▸ **Data listing**
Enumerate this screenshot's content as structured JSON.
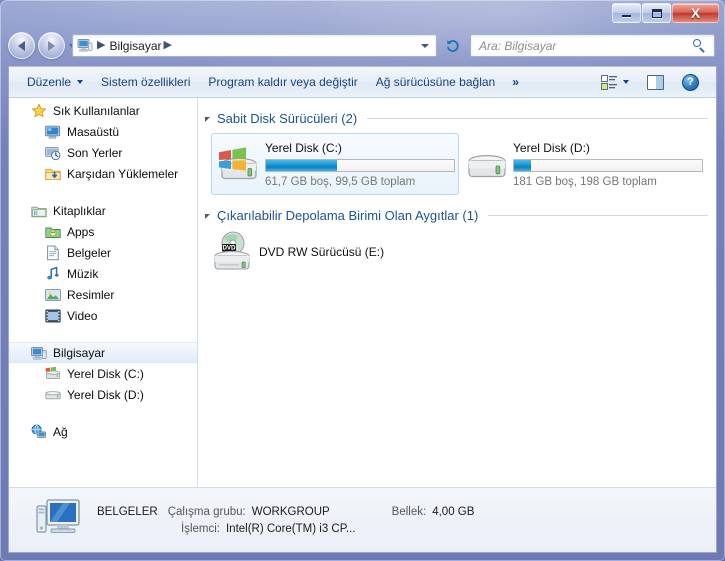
{
  "window": {
    "title": "Bilgisayar",
    "buttons": {
      "minimize": "–",
      "maximize": "□",
      "close": "X"
    }
  },
  "nav": {
    "back_title": "Geri",
    "forward_title": "İleri",
    "breadcrumb": [
      "Bilgisayar"
    ],
    "refresh_glyph": "↻",
    "search_placeholder": "Ara: Bilgisayar",
    "search_value": ""
  },
  "toolbar": {
    "items": [
      {
        "label": "Düzenle",
        "has_caret": true
      },
      {
        "label": "Sistem özellikleri",
        "has_caret": false
      },
      {
        "label": "Program kaldır veya değiştir",
        "has_caret": false
      },
      {
        "label": "Ağ sürücüsüne bağlan",
        "has_caret": false
      }
    ],
    "overflow": "»",
    "help_glyph": "?"
  },
  "sidebar": {
    "groups": [
      {
        "header": {
          "label": "Sık Kullanılanlar",
          "icon": "star-icon"
        },
        "items": [
          {
            "label": "Masaüstü",
            "icon": "desktop-icon"
          },
          {
            "label": "Son Yerler",
            "icon": "recent-places-icon"
          },
          {
            "label": "Karşıdan Yüklemeler",
            "icon": "downloads-icon"
          }
        ]
      },
      {
        "header": {
          "label": "Kitaplıklar",
          "icon": "libraries-icon"
        },
        "items": [
          {
            "label": "Apps",
            "icon": "apps-folder-icon"
          },
          {
            "label": "Belgeler",
            "icon": "documents-icon"
          },
          {
            "label": "Müzik",
            "icon": "music-icon"
          },
          {
            "label": "Resimler",
            "icon": "pictures-icon"
          },
          {
            "label": "Video",
            "icon": "video-icon"
          }
        ]
      },
      {
        "header": {
          "label": "Bilgisayar",
          "icon": "computer-icon",
          "selected": true
        },
        "items": [
          {
            "label": "Yerel Disk (C:)",
            "icon": "system-drive-icon"
          },
          {
            "label": "Yerel Disk (D:)",
            "icon": "drive-icon"
          }
        ]
      },
      {
        "header": {
          "label": "Ağ",
          "icon": "network-icon"
        },
        "items": []
      }
    ]
  },
  "content": {
    "sections": [
      {
        "title": "Sabit Disk Sürücüleri (2)",
        "kind": "drives",
        "drives": [
          {
            "name": "Yerel Disk (C:)",
            "free_total": "61,7 GB boş, 99,5 GB toplam",
            "used_percent": 38,
            "selected": true,
            "icon": "system-drive-icon"
          },
          {
            "name": "Yerel Disk (D:)",
            "free_total": "181 GB boş, 198 GB toplam",
            "used_percent": 9,
            "selected": false,
            "icon": "drive-icon"
          }
        ]
      },
      {
        "title": "Çıkarılabilir Depolama Birimi Olan Aygıtlar (1)",
        "kind": "removable",
        "devices": [
          {
            "name": "DVD RW Sürücüsü (E:)",
            "icon": "dvd-drive-icon",
            "badge": "DVD"
          }
        ]
      }
    ]
  },
  "status": {
    "computer_name": "BELGELER",
    "workgroup_label": "Çalışma grubu:",
    "workgroup_value": "WORKGROUP",
    "memory_label": "Bellek:",
    "memory_value": "4,00 GB",
    "processor_label": "İşlemci:",
    "processor_value": "Intel(R) Core(TM) i3 CP..."
  },
  "colors": {
    "accent_blue": "#1c5294",
    "bar_fill": "#1d9ad6",
    "glass": "#7581bd",
    "close_red": "#c03a2c"
  }
}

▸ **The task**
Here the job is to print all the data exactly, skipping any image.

▸ **Your solution**
Enumerate this screenshot's content as structured JSON.
{
  "window": {
    "title": "Bilgisayar",
    "buttons": {
      "minimize": "–",
      "maximize": "□",
      "close": "X"
    }
  },
  "nav": {
    "back_title": "Geri",
    "forward_title": "İleri",
    "breadcrumb": [
      "Bilgisayar"
    ],
    "refresh_glyph": "↻",
    "search_placeholder": "Ara: Bilgisayar",
    "search_value": ""
  },
  "toolbar": {
    "items": [
      {
        "label": "Düzenle",
        "has_caret": true
      },
      {
        "label": "Sistem özellikleri",
        "has_caret": false
      },
      {
        "label": "Program kaldır veya değiştir",
        "has_caret": false
      },
      {
        "label": "Ağ sürücüsüne bağlan",
        "has_caret": false
      }
    ],
    "overflow": "»",
    "help_glyph": "?"
  },
  "sidebar": {
    "groups": [
      {
        "header": {
          "label": "Sık Kullanılanlar",
          "icon": "star-icon"
        },
        "items": [
          {
            "label": "Masaüstü",
            "icon": "desktop-icon"
          },
          {
            "label": "Son Yerler",
            "icon": "recent-places-icon"
          },
          {
            "label": "Karşıdan Yüklemeler",
            "icon": "downloads-icon"
          }
        ]
      },
      {
        "header": {
          "label": "Kitaplıklar",
          "icon": "libraries-icon"
        },
        "items": [
          {
            "label": "Apps",
            "icon": "apps-folder-icon"
          },
          {
            "label": "Belgeler",
            "icon": "documents-icon"
          },
          {
            "label": "Müzik",
            "icon": "music-icon"
          },
          {
            "label": "Resimler",
            "icon": "pictures-icon"
          },
          {
            "label": "Video",
            "icon": "video-icon"
          }
        ]
      },
      {
        "header": {
          "label": "Bilgisayar",
          "icon": "computer-icon",
          "selected": true
        },
        "items": [
          {
            "label": "Yerel Disk (C:)",
            "icon": "system-drive-icon"
          },
          {
            "label": "Yerel Disk (D:)",
            "icon": "drive-icon"
          }
        ]
      },
      {
        "header": {
          "label": "Ağ",
          "icon": "network-icon"
        },
        "items": []
      }
    ]
  },
  "content": {
    "sections": [
      {
        "title": "Sabit Disk Sürücüleri (2)",
        "kind": "drives",
        "drives": [
          {
            "name": "Yerel Disk (C:)",
            "free_total": "61,7 GB boş, 99,5 GB toplam",
            "used_percent": 38,
            "selected": true,
            "icon": "system-drive-icon"
          },
          {
            "name": "Yerel Disk (D:)",
            "free_total": "181 GB boş, 198 GB toplam",
            "used_percent": 9,
            "selected": false,
            "icon": "drive-icon"
          }
        ]
      },
      {
        "title": "Çıkarılabilir Depolama Birimi Olan Aygıtlar (1)",
        "kind": "removable",
        "devices": [
          {
            "name": "DVD RW Sürücüsü (E:)",
            "icon": "dvd-drive-icon",
            "badge": "DVD"
          }
        ]
      }
    ]
  },
  "status": {
    "computer_name": "BELGELER",
    "workgroup_label": "Çalışma grubu:",
    "workgroup_value": "WORKGROUP",
    "memory_label": "Bellek:",
    "memory_value": "4,00 GB",
    "processor_label": "İşlemci:",
    "processor_value": "Intel(R) Core(TM) i3 CP..."
  },
  "colors": {
    "accent_blue": "#1c5294",
    "bar_fill": "#1d9ad6",
    "glass": "#7581bd",
    "close_red": "#c03a2c"
  }
}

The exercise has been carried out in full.